What is needed - The data should be written out in full, exactly as it stands, and the pictures dropped.

Task data -
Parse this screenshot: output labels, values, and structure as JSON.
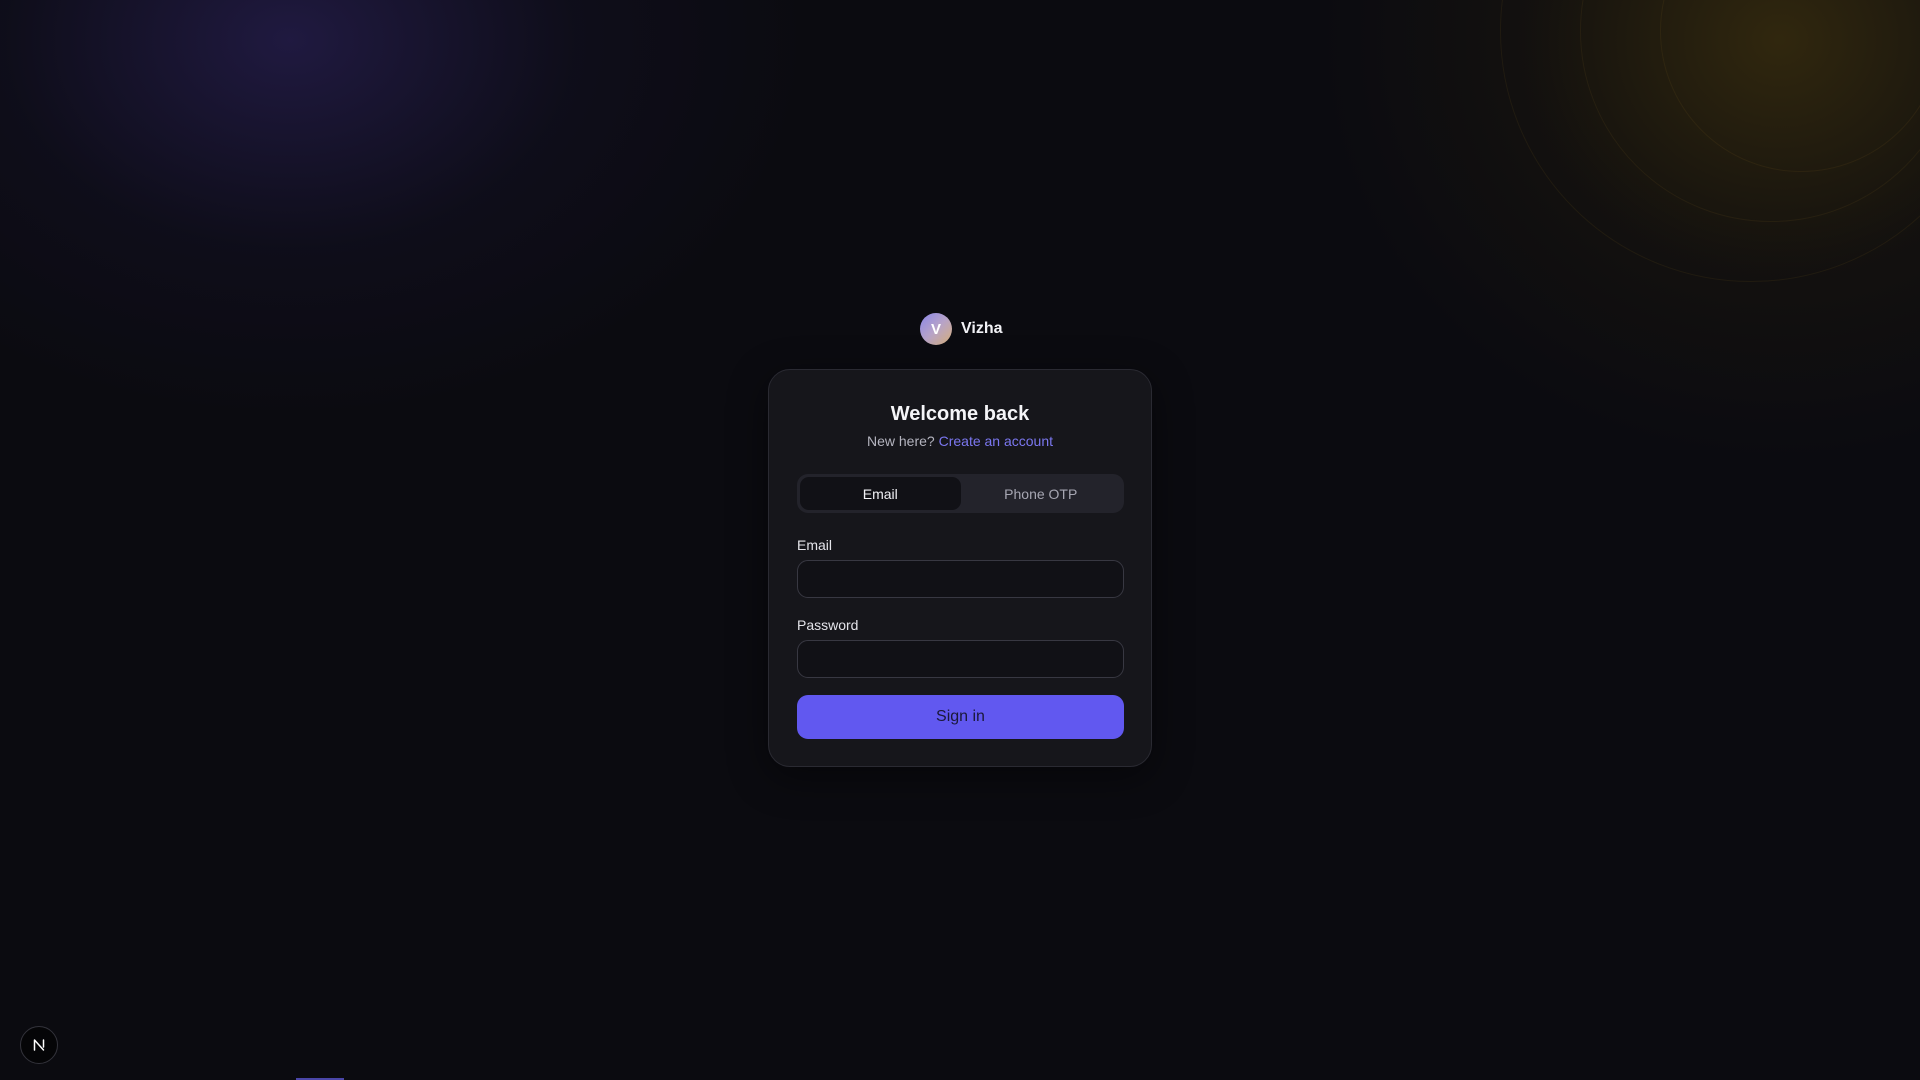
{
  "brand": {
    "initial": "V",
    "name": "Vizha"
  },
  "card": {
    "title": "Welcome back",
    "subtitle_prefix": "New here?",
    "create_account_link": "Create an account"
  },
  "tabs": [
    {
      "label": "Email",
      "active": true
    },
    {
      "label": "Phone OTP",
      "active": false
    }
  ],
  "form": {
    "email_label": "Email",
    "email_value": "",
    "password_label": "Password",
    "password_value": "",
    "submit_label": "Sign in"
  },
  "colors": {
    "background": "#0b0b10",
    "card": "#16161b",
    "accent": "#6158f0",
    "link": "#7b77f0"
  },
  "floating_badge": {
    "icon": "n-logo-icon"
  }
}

Finished task -
Parse this screenshot: output labels, values, and structure as JSON.
{
  "brand": {
    "initial": "V",
    "name": "Vizha"
  },
  "card": {
    "title": "Welcome back",
    "subtitle_prefix": "New here?",
    "create_account_link": "Create an account"
  },
  "tabs": [
    {
      "label": "Email",
      "active": true
    },
    {
      "label": "Phone OTP",
      "active": false
    }
  ],
  "form": {
    "email_label": "Email",
    "email_value": "",
    "password_label": "Password",
    "password_value": "",
    "submit_label": "Sign in"
  },
  "colors": {
    "background": "#0b0b10",
    "card": "#16161b",
    "accent": "#6158f0",
    "link": "#7b77f0"
  },
  "floating_badge": {
    "icon": "n-logo-icon"
  }
}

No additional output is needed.